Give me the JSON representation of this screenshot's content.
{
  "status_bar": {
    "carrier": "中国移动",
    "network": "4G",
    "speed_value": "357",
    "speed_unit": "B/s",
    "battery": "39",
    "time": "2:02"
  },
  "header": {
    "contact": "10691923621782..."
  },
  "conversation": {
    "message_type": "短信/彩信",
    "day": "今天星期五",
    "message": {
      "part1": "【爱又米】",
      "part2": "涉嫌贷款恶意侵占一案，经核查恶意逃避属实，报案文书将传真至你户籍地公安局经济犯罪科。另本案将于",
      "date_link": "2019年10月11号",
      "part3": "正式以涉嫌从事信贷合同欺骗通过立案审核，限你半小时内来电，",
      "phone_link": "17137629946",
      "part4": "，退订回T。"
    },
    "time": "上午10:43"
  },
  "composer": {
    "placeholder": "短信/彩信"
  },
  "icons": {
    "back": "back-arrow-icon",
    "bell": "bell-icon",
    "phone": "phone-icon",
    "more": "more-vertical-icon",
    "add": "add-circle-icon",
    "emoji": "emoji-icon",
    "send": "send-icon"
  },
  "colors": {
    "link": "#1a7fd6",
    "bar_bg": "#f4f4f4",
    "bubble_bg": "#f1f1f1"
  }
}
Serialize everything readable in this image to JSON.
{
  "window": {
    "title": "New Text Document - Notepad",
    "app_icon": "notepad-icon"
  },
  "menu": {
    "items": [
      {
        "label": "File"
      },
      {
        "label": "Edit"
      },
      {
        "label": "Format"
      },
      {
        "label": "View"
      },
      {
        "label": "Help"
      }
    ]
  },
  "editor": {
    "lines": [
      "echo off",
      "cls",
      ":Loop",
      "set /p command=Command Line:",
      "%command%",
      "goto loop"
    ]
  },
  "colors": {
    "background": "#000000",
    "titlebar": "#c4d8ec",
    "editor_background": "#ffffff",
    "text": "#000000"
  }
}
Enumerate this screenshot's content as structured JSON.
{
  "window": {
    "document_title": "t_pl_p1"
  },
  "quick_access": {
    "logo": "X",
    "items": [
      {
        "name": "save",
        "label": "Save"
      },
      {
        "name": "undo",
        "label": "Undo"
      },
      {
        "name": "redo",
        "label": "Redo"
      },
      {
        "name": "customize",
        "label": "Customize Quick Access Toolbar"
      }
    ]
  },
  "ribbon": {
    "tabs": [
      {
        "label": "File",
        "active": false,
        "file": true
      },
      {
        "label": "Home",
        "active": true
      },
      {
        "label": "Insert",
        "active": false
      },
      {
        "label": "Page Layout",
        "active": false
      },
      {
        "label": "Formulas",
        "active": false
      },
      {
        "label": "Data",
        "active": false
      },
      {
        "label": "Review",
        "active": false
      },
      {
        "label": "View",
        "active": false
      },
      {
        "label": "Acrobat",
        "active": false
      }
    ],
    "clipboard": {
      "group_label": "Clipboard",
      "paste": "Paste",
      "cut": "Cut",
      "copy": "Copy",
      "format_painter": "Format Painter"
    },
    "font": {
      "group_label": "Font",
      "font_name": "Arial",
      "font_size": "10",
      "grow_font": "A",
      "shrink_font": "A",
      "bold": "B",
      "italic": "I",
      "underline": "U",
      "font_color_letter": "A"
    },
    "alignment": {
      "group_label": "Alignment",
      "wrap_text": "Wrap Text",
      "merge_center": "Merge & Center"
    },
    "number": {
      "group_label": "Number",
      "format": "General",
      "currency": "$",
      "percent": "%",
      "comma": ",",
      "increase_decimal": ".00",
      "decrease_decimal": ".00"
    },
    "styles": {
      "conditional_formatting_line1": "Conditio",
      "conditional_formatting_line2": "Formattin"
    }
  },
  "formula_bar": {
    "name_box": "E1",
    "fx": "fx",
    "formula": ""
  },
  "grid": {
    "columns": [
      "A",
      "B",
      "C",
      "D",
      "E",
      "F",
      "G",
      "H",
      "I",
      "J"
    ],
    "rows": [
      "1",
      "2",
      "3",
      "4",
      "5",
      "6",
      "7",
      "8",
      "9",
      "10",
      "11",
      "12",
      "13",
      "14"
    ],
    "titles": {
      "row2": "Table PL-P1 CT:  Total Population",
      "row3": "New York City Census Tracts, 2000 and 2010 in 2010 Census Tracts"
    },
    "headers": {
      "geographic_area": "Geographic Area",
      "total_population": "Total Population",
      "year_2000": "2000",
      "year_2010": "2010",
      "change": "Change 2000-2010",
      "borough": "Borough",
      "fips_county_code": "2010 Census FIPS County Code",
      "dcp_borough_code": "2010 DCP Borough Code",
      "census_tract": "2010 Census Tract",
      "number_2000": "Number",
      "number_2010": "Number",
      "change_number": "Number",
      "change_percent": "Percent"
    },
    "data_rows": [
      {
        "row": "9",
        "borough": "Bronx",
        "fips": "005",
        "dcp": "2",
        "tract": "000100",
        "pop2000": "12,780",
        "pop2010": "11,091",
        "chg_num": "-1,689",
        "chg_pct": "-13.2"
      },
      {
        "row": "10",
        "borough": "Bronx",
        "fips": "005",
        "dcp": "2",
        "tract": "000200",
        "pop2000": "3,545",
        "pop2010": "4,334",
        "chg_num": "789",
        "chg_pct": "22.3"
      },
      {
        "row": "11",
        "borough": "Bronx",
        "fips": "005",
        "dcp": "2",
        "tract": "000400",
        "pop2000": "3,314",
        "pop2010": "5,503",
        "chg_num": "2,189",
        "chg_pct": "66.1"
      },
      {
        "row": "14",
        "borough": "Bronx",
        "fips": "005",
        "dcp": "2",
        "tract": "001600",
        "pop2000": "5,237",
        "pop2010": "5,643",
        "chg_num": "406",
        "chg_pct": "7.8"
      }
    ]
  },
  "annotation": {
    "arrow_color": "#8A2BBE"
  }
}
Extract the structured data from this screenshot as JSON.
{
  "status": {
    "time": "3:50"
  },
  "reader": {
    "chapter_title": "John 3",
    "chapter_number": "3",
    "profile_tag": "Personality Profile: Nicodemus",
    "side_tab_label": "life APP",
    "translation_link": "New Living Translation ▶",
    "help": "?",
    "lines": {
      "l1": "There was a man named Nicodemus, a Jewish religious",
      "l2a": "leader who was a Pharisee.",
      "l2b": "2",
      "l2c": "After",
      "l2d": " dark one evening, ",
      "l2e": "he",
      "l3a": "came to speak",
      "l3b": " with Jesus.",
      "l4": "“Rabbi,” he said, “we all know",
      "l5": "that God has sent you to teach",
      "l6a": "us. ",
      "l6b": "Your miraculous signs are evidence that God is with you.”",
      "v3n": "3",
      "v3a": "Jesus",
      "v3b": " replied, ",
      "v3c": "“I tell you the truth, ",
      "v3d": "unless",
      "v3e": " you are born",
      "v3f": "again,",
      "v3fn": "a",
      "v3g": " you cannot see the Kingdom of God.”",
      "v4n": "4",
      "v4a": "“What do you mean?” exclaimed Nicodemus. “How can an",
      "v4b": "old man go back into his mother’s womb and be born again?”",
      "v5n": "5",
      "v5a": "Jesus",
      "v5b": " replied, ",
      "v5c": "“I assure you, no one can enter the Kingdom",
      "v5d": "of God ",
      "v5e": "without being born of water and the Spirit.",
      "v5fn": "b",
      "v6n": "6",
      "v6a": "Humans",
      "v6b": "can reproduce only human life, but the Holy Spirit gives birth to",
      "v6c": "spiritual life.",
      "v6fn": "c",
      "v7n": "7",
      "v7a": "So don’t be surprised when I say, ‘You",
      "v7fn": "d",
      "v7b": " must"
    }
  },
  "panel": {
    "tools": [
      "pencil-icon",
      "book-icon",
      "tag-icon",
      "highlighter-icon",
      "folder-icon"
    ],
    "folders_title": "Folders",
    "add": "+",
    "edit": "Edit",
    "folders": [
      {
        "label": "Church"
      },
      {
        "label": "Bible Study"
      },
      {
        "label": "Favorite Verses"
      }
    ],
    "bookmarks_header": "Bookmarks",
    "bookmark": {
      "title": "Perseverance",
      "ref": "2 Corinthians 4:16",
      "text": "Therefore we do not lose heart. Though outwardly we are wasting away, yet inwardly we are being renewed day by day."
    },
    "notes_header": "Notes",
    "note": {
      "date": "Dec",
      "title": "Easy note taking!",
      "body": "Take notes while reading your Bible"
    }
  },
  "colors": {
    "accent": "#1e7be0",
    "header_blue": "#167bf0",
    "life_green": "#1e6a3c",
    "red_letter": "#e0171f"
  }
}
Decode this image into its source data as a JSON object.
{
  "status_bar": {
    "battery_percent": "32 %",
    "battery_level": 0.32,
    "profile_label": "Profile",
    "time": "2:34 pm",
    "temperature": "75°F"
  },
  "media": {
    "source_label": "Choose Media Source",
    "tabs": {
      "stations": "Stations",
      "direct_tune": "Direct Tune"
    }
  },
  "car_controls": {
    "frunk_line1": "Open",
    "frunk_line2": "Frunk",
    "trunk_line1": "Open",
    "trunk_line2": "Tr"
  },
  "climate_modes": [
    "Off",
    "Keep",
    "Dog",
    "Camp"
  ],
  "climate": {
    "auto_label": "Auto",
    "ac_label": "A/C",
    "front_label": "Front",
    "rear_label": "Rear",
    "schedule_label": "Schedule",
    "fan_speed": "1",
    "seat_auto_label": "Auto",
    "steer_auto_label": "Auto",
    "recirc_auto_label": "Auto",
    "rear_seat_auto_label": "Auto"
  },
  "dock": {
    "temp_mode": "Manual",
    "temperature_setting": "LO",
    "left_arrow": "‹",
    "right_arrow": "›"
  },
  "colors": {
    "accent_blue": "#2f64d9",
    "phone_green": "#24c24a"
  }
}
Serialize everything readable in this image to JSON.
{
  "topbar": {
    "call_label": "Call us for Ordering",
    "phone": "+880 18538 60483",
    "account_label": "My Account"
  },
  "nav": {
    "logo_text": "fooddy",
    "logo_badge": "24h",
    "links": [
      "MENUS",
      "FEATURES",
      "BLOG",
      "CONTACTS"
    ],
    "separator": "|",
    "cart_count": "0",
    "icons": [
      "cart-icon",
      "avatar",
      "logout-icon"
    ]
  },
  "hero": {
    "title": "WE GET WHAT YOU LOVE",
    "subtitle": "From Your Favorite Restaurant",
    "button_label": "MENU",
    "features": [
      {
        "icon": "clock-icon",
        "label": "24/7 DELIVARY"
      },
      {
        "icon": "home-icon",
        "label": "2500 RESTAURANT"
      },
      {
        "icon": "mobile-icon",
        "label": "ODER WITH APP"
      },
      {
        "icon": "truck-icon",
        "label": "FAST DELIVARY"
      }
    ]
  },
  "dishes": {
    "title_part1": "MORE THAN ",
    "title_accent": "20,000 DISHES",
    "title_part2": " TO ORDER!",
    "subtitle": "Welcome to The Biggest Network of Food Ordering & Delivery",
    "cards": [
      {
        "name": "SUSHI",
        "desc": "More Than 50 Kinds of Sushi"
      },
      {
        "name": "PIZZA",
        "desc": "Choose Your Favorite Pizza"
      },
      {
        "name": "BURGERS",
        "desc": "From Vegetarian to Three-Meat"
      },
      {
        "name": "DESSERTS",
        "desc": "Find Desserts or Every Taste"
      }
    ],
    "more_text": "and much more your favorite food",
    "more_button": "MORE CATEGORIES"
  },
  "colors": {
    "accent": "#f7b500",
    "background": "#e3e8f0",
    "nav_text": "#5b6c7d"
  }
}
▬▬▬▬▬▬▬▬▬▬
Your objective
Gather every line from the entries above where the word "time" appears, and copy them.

Task output
    "time": "2:02"
    "time": "上午10:43"
    "time": "3:50"
    "time": "2:34 pm",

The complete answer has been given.